### TASK BRIEF
Could you report every line from the entries that includes the word "name"?

### PROVIDED INFORMATION
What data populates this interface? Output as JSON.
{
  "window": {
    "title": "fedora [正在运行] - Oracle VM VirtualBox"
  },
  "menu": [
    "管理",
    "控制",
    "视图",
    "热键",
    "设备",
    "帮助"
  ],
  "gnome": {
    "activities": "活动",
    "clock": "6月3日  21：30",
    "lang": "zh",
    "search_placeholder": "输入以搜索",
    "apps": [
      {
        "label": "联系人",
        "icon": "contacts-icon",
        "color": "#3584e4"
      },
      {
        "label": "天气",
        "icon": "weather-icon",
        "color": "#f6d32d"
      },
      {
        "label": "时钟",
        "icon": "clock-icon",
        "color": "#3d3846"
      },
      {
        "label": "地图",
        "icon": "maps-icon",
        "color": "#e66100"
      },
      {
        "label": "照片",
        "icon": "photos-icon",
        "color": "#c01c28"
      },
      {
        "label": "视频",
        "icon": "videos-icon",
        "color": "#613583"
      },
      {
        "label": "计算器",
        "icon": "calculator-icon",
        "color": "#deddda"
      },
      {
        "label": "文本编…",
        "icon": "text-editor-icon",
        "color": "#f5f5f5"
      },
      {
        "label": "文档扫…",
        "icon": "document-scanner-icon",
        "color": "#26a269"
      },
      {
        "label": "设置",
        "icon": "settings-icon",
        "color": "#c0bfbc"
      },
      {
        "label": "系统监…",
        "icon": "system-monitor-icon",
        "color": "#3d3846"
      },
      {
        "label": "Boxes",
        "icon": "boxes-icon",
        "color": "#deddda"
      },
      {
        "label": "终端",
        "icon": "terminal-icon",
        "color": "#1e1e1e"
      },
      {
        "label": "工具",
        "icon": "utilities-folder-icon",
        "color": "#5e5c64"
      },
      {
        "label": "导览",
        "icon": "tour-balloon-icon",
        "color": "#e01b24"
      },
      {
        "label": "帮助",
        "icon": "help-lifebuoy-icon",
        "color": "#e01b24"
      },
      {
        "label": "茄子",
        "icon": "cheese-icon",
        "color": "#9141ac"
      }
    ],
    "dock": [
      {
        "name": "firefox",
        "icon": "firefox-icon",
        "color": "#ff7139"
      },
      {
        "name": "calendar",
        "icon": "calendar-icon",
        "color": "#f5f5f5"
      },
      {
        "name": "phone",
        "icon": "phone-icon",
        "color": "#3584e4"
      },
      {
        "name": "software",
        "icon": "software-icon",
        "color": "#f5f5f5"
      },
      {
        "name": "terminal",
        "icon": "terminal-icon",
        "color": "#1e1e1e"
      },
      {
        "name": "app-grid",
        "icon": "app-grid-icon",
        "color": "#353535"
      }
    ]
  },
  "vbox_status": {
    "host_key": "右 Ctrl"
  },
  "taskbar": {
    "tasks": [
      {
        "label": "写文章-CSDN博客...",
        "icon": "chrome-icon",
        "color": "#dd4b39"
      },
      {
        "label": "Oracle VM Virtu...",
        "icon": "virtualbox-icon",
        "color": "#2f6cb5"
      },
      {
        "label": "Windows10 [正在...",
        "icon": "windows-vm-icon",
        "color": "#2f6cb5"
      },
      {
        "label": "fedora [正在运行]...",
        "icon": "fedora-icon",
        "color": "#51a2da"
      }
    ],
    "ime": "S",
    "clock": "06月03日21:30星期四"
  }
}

### WRITTEN REPLY
        "name": "firefox",
        "name": "calendar",
        "name": "phone",
        "name": "software",
        "name": "terminal",
        "name": "app-grid",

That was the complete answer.